### Task objective
Where the string "true" occurs in the material below, report the whole line.

### Provided records
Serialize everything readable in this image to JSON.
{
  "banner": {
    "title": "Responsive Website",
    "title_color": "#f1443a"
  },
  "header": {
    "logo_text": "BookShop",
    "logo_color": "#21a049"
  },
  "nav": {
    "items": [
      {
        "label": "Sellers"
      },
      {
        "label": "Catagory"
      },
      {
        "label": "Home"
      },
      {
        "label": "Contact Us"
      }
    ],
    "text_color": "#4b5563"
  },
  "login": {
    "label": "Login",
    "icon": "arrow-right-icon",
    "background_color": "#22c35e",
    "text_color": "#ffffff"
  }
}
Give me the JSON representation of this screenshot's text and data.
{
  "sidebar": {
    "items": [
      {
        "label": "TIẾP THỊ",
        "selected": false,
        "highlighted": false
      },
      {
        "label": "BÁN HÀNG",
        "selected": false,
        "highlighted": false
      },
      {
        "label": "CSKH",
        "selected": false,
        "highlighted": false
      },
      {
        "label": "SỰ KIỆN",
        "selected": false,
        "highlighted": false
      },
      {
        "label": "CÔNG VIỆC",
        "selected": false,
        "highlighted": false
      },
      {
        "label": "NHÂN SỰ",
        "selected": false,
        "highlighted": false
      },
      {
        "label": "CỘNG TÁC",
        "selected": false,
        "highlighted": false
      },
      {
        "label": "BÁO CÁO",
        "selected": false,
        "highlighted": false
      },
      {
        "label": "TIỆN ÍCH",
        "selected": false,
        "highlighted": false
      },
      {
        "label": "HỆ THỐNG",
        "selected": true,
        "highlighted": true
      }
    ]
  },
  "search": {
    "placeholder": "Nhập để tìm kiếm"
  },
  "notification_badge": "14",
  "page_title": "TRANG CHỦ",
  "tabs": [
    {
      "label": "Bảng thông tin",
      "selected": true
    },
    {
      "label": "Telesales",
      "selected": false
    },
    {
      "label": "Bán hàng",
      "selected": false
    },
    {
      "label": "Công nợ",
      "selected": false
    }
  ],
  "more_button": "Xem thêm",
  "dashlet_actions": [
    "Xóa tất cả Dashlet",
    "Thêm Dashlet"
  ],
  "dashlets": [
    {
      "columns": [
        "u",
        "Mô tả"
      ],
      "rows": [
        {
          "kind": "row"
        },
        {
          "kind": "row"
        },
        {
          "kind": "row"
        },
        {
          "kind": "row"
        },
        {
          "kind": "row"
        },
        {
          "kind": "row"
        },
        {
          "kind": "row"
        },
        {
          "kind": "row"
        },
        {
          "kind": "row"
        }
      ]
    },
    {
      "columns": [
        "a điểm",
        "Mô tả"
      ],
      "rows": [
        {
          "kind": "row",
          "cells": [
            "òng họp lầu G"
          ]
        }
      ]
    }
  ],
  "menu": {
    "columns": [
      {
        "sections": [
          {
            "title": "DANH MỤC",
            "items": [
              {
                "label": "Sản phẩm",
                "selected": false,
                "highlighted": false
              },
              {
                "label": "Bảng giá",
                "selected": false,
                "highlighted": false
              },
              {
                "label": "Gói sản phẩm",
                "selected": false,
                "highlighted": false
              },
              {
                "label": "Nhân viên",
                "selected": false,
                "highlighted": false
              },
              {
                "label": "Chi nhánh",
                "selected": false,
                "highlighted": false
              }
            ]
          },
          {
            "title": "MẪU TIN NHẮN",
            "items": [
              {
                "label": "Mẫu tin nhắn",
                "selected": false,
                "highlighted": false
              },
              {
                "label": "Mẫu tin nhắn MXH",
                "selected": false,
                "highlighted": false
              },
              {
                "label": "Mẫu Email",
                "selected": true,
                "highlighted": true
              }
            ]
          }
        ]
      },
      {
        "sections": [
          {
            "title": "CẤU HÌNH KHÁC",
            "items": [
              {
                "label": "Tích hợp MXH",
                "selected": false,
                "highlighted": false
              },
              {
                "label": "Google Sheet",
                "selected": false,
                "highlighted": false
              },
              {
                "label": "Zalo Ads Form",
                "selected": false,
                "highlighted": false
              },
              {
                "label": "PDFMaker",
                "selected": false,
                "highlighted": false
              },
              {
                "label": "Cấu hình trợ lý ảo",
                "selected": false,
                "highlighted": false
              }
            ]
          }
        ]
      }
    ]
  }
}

### Answer
        "selected": true,
        "highlighted": true
      "selected": true
                "selected": true,
                "highlighted": true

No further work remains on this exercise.